═════ THE DATA ═════
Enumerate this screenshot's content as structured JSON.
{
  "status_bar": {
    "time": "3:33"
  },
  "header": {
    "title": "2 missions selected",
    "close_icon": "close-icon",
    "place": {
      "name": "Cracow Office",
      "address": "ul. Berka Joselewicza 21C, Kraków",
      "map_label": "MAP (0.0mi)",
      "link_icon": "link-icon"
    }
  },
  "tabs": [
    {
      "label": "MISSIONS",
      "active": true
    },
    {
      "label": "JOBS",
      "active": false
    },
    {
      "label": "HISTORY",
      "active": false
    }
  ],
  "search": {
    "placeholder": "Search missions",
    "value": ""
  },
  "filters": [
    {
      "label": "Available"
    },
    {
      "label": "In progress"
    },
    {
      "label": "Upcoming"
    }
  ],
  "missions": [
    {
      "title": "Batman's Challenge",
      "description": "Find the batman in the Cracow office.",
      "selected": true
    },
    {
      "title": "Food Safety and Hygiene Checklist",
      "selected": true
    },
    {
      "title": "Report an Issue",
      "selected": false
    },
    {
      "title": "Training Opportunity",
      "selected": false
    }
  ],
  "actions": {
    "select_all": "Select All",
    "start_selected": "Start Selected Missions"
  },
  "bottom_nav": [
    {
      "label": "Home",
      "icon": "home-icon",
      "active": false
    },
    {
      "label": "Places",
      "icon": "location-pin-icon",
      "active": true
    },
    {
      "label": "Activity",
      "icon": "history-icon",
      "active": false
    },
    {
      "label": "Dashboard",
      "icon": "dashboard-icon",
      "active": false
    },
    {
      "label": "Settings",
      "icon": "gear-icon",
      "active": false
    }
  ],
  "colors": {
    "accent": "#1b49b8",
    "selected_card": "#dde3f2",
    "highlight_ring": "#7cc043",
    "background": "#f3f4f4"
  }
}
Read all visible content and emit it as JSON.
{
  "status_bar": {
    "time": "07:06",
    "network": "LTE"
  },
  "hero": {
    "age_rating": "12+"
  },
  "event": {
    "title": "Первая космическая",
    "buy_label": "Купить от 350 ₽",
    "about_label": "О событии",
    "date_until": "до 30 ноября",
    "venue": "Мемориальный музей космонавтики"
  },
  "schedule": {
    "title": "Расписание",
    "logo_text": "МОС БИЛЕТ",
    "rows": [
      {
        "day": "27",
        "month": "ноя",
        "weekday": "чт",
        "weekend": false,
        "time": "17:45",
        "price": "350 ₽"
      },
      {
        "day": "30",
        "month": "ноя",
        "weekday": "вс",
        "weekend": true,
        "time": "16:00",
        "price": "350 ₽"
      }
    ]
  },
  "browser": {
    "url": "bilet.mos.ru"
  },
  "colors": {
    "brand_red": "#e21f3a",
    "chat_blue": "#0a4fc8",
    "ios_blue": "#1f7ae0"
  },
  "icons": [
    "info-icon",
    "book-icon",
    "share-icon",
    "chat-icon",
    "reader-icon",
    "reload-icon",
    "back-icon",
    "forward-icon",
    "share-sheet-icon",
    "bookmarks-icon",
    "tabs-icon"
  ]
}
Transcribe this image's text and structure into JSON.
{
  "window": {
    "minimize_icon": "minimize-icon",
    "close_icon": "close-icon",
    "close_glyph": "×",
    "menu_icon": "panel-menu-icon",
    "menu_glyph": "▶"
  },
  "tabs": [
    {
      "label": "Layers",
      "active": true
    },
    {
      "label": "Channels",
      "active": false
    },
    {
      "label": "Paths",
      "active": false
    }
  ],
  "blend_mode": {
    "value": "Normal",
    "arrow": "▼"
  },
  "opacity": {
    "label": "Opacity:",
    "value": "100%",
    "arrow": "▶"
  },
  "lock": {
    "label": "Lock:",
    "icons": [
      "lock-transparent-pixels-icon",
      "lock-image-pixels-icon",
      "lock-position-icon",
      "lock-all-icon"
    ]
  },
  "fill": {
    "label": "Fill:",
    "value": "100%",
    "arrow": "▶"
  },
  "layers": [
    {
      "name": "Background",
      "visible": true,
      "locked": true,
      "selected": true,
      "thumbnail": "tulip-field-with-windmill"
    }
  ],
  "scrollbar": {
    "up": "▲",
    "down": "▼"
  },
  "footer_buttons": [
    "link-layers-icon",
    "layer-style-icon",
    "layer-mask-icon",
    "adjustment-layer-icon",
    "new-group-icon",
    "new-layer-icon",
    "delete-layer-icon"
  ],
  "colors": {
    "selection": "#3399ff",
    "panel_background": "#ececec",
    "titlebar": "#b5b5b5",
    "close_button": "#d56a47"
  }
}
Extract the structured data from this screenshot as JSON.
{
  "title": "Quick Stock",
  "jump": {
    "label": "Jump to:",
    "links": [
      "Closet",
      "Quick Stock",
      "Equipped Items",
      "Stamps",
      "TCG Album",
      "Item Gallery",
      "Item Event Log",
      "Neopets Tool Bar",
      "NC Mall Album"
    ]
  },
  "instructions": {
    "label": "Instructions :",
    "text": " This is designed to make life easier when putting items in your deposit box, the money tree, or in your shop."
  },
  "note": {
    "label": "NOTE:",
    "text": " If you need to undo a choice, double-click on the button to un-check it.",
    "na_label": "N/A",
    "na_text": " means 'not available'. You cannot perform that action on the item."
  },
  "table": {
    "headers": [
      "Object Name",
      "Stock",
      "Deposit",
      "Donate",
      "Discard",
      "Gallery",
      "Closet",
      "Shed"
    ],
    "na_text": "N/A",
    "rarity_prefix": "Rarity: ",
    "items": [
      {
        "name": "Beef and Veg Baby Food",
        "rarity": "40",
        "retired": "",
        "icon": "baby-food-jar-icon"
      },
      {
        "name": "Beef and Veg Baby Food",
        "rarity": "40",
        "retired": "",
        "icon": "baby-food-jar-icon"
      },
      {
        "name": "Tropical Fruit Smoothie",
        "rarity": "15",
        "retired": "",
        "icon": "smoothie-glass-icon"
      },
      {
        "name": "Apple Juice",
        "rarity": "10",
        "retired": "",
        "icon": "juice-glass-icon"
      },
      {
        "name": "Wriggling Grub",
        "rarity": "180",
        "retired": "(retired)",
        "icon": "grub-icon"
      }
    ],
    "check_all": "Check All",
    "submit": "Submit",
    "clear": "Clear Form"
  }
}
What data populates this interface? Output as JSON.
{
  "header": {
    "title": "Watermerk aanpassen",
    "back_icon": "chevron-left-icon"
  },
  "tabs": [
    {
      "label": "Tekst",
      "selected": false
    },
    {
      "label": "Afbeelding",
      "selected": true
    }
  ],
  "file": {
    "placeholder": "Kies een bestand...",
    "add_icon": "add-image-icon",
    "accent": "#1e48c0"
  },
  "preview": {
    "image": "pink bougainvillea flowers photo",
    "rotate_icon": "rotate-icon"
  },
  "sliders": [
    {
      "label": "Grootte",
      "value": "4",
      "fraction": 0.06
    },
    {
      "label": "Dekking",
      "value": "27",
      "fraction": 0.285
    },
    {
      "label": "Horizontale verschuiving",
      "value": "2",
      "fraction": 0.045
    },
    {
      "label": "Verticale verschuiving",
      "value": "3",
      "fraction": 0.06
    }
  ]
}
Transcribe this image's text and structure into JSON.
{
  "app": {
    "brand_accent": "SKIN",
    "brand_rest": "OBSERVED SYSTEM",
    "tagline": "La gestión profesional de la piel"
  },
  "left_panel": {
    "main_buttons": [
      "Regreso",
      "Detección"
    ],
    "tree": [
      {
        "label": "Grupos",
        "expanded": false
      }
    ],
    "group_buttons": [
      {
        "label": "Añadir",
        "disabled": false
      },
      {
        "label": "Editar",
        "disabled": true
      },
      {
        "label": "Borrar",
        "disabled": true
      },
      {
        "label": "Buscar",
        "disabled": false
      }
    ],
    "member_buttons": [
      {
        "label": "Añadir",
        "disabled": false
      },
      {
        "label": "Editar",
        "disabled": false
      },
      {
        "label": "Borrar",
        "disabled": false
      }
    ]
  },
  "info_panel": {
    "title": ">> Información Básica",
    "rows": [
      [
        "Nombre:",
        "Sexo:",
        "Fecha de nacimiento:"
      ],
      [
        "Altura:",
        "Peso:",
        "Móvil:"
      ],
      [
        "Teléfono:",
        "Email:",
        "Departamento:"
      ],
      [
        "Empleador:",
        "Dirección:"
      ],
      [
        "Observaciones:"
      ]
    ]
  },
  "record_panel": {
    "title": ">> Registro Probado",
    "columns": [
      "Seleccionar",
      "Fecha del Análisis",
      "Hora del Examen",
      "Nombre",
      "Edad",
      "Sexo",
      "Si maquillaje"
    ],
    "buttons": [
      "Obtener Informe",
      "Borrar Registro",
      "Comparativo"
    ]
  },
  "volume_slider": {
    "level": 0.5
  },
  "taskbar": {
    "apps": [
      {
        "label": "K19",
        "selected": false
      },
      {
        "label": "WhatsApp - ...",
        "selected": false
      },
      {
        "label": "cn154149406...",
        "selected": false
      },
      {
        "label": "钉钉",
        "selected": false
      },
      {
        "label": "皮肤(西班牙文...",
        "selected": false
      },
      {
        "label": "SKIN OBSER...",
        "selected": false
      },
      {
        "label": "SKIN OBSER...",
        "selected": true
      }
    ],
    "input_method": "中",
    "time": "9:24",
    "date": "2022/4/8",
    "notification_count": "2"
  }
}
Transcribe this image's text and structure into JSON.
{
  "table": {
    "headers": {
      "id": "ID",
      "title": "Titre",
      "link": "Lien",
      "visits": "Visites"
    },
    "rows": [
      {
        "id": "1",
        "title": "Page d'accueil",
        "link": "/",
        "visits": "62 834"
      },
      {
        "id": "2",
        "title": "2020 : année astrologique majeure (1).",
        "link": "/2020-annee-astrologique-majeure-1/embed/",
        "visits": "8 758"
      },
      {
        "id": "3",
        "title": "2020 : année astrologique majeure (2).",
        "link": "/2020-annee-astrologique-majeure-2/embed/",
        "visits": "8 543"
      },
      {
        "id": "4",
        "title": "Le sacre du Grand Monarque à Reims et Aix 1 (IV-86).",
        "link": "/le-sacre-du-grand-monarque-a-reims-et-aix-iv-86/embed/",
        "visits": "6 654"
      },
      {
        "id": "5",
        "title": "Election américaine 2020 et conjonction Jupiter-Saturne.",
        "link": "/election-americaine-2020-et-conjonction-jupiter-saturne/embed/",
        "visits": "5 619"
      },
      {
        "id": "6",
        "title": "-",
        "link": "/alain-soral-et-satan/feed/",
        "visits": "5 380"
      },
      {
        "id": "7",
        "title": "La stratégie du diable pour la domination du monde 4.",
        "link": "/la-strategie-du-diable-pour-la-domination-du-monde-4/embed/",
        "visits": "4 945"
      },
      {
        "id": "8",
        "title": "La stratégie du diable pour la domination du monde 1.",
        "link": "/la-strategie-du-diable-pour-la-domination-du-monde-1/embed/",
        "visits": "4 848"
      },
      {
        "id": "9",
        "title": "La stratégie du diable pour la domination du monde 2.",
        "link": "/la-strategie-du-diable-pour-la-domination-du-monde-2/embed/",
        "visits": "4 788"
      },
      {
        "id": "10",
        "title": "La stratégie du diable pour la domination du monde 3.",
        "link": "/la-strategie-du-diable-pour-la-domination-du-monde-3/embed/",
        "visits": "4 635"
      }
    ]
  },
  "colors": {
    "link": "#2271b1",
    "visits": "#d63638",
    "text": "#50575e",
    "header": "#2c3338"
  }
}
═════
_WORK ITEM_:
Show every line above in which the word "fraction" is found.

_OUTPUT_:
      "fraction": 0.06
      "fraction": 0.285
      "fraction": 0.045
      "fraction": 0.06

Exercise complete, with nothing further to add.